Data for processing

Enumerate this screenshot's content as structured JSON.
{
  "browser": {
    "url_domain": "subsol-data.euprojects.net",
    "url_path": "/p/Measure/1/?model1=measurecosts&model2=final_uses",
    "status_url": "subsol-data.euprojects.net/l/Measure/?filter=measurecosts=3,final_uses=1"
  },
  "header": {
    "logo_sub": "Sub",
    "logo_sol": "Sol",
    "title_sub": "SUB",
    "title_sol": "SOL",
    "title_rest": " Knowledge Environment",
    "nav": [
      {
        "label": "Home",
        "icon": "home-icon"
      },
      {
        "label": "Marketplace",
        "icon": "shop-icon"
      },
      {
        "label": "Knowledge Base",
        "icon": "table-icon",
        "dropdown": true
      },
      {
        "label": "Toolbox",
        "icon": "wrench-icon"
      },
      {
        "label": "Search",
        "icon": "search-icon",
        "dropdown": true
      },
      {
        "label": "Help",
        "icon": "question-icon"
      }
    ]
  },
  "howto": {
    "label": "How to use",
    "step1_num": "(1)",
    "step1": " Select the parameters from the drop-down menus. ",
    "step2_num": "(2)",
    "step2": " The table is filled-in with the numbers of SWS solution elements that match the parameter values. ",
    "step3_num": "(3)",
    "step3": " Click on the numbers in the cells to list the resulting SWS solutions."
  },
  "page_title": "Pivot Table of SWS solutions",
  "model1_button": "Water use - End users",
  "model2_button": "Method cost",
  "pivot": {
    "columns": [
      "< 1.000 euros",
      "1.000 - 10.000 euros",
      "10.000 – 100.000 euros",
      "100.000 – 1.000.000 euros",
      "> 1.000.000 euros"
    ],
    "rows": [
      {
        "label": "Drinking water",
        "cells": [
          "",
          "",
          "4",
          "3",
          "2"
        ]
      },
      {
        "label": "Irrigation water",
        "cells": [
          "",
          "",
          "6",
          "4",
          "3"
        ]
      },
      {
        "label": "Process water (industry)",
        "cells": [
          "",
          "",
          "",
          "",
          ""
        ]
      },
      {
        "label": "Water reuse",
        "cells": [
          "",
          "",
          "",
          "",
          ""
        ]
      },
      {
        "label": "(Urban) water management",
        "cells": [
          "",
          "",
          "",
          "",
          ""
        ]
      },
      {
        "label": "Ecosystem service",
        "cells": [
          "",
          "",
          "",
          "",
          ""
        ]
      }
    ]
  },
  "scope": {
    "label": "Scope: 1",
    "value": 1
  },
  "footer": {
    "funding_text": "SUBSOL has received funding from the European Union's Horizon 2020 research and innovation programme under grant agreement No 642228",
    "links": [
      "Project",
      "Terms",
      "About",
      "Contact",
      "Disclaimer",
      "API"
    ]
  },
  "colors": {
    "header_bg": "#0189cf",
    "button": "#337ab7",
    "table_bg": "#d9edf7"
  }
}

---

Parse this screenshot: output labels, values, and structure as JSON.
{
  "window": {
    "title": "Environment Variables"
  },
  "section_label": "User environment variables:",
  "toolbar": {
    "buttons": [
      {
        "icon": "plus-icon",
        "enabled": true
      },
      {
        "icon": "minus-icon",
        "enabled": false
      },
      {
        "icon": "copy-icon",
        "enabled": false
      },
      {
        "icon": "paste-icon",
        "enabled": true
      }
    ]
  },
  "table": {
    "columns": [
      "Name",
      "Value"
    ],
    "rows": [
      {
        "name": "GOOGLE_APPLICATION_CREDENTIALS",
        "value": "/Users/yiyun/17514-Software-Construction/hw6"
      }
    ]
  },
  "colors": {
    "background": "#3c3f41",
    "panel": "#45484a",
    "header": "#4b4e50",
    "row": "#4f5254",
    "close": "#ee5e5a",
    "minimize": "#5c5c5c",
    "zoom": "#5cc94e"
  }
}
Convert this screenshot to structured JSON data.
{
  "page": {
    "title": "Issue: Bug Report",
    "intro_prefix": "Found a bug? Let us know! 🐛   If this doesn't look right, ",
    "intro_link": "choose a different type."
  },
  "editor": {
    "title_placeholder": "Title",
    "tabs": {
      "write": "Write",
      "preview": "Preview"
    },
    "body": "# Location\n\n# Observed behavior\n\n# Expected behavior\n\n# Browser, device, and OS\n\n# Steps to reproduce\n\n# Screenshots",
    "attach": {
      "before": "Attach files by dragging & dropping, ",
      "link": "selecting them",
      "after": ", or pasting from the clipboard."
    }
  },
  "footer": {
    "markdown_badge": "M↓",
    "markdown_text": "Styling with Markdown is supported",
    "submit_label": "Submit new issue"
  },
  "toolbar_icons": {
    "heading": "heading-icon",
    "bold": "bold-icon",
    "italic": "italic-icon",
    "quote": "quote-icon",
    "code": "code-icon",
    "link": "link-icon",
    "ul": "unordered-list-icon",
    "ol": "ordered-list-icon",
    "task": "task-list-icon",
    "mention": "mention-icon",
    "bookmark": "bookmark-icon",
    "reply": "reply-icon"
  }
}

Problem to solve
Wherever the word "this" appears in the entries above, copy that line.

Solution to the problem
Enumerate this screenshot's content as structured JSON.
Parse this screenshot: output labels, values, and structure as JSON.
Convert this screenshot to structured JSON data.
    "intro_prefix": "Found a bug? Let us know! 🐛   If this doesn't look right, ",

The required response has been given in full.